With a brand hitching itself to some good cause or another almost mandatory marketing these days, a new study has found that Australians are starting to face a bit of environmental fatigue. With Gen Zs particularly disinterested.
The study by research firm Roy Morgan found an apparent backlash against the green movement. The study was done in conjunction with National Recycling Week and, on that note, as a nation we to still be enthusiastic about sifting our garbage into the correct piles. The study found that 91.1 per cent of Australians (some 18 million) agreed with the statement, “I try to recycle everything I can”.
However, when it came to environmental issues, the study found that 63.2 per cent of Australians agreed “at heart I’m an environmentalist”. Although that figure was down from 68.8 per cent in 2001, while less than half of 14-17 year olds now consider themselves environmentalists.
Worryingly, some 30.5 per cent of male respondents and 21.9 per cent of females agreed that threats to the environment were exaggerated. That was up two and five per cent respectively from 2001.
When it came to shopping green or buying products deemed good for the planet, 67.2 per cent of women and 70 per cent of men agreed that “environmentally products are overpriced”.
Check out the full findings below:

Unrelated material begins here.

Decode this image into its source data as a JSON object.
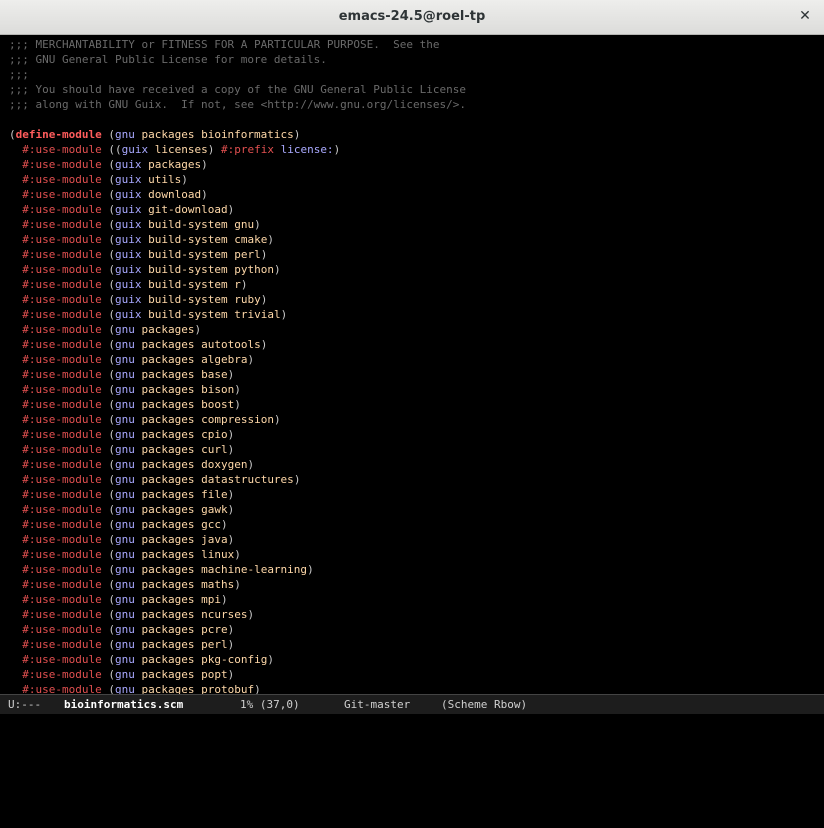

Commenting on the study, Roy Morgan’s CEO Michele Levine said: “The fact that more than nine in 10 Australians try to recycle everything they can is excellent news from an environmental perspective.
“But despite Australians’ widespread adoption of a green approach to rubbish disposal, Roy Morgan data shows that this is not translating into increased environmental concern. The proportion of us who say we’re environmentalists at heart has declined since 2001, with the most striking drop (from 73.2% to 61.6%) occurring among 35-49 year-olds. What’s more, less than half of 14-17 year-olds now consider themselves environmentalists.

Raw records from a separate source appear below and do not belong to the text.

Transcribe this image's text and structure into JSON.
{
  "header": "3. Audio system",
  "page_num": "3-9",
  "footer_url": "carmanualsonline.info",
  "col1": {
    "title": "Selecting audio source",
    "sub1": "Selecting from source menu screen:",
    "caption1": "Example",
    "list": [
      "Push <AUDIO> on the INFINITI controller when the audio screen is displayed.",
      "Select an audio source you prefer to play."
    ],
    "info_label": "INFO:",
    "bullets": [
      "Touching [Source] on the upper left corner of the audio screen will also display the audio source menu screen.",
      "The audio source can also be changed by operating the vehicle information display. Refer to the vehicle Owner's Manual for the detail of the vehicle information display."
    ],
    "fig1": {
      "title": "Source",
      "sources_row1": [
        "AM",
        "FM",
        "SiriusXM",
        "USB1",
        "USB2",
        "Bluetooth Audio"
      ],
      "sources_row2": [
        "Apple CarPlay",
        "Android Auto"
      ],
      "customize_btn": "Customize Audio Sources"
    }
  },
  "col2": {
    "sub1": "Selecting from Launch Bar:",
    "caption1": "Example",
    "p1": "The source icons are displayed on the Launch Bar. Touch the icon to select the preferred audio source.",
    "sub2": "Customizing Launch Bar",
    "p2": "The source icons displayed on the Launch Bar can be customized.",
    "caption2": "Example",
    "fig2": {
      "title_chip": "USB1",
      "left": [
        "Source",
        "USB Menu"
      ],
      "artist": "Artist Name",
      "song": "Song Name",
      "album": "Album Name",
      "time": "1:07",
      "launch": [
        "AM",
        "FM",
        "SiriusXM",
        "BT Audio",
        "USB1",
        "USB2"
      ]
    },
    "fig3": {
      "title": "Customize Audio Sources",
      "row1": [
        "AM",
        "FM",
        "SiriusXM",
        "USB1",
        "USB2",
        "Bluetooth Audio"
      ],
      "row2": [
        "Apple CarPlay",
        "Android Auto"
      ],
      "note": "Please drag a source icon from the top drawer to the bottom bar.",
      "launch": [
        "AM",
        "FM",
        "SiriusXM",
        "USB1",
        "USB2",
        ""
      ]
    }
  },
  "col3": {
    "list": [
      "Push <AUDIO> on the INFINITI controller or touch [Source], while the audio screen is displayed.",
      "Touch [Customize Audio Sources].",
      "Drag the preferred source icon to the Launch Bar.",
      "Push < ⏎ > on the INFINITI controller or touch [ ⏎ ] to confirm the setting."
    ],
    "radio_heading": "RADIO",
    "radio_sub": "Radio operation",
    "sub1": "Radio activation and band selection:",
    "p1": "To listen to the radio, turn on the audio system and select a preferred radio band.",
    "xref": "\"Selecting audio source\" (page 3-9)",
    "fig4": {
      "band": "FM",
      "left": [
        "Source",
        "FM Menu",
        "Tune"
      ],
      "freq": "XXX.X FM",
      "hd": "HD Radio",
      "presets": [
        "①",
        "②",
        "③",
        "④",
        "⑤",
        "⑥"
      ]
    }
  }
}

“Add to this the increasing number of Aussies who feel that threats to the environment are exaggerated and that environmentally friendly products are over-priced, and a curious cognitive dissonance sets in!

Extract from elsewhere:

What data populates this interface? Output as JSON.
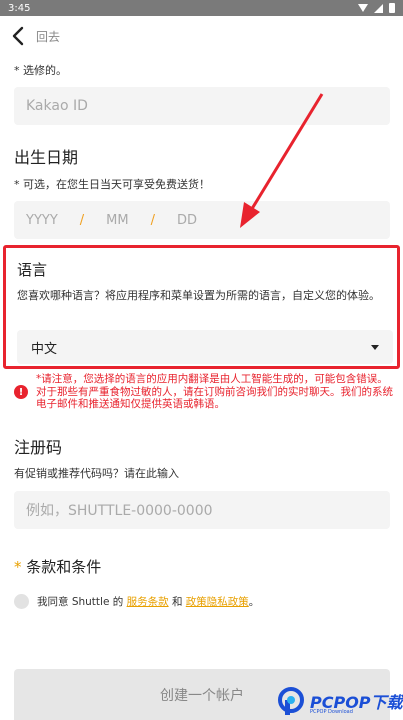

“These results suggest that environmental organisations may need to ramp up their efforts to understand the values and attitudes underpinning Australians’ views on these related but different issues. By delving into deep data contained in Roy Morgan’s Single Source, organisations can pin-point which segments of the population are more and less likely to care about which environmental issues: from their demographics, values, sources of information and attitudes ,to the advertising channels they pay most attention to. This would then allow for much more tailored communications strategies and campaigns, designed for maximum impact.”